> _Problem description_:
Across the lines of the records below, how many have the string "JSON" in them? Answer with the number alone.

Dataset items
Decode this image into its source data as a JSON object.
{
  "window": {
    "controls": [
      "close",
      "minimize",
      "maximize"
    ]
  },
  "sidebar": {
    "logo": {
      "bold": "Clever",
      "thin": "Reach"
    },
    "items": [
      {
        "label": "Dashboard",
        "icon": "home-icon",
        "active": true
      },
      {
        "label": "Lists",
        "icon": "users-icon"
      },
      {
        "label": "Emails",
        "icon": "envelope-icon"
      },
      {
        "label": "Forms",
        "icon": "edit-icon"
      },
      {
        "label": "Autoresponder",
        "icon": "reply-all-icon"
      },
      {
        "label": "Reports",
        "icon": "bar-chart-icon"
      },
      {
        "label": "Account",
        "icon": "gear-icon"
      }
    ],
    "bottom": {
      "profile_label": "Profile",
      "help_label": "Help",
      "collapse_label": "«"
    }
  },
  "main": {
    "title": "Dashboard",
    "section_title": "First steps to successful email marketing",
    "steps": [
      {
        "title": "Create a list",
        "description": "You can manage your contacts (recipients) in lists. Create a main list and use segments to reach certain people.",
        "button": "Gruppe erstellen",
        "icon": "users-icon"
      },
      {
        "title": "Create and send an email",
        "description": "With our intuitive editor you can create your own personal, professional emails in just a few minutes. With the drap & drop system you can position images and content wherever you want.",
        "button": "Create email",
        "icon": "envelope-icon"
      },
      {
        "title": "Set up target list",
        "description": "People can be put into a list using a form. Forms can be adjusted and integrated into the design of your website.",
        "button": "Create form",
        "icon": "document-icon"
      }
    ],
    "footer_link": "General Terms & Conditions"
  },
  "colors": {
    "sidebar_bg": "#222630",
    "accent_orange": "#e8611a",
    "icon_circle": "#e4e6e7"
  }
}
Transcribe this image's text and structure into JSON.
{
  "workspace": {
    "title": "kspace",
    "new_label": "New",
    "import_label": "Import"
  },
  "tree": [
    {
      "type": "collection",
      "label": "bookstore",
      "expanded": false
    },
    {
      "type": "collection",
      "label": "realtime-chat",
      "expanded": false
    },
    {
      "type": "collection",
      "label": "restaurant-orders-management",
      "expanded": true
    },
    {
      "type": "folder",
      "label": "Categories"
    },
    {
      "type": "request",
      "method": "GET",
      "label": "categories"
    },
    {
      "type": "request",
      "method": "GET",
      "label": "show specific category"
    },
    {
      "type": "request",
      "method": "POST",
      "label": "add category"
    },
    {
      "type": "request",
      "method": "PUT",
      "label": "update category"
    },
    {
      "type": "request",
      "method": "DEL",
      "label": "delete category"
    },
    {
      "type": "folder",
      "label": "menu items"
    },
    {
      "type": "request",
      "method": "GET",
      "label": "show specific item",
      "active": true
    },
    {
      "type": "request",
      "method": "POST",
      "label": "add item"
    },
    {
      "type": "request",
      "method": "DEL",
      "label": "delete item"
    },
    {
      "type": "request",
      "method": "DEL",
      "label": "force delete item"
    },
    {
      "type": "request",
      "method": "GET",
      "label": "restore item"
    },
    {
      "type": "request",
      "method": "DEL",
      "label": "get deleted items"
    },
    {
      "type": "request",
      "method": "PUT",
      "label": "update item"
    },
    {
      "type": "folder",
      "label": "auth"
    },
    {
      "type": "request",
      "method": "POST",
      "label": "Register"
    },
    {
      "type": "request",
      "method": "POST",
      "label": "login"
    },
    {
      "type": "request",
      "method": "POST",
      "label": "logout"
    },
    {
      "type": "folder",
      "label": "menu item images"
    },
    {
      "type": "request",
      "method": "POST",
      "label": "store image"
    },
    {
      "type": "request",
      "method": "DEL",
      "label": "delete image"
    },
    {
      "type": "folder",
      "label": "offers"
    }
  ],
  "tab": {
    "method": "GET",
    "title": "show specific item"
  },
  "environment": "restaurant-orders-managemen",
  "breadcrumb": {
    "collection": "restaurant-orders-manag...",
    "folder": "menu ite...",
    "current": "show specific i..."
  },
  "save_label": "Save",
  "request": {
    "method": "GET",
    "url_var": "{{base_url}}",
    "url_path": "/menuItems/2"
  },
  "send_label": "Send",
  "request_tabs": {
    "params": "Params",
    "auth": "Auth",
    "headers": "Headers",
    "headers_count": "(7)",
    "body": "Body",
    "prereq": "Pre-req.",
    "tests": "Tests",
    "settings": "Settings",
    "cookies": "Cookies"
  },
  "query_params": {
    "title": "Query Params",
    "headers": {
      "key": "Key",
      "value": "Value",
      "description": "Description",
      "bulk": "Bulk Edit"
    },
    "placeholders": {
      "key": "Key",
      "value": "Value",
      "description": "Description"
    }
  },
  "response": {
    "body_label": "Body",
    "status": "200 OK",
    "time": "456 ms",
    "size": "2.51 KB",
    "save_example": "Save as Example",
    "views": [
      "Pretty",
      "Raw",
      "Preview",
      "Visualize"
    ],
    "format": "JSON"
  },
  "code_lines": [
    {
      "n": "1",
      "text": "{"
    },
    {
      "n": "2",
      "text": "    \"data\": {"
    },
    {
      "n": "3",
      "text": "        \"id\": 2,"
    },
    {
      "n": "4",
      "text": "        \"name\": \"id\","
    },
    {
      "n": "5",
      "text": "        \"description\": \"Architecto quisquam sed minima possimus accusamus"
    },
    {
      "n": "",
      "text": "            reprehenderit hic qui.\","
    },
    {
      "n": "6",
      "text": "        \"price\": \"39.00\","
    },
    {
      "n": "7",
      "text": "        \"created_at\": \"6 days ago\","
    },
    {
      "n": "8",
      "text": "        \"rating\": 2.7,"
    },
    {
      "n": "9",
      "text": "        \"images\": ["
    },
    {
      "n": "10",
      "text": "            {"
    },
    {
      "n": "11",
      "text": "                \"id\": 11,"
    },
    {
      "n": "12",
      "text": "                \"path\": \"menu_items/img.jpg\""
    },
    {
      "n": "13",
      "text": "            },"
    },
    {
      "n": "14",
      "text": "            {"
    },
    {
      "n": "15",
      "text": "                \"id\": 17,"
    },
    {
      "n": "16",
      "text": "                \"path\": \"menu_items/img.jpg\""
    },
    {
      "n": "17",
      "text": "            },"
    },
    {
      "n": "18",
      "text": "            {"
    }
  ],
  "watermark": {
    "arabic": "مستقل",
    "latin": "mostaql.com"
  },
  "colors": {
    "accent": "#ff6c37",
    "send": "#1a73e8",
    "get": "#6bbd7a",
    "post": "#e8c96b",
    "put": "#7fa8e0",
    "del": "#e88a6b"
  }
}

> _Reply_:
3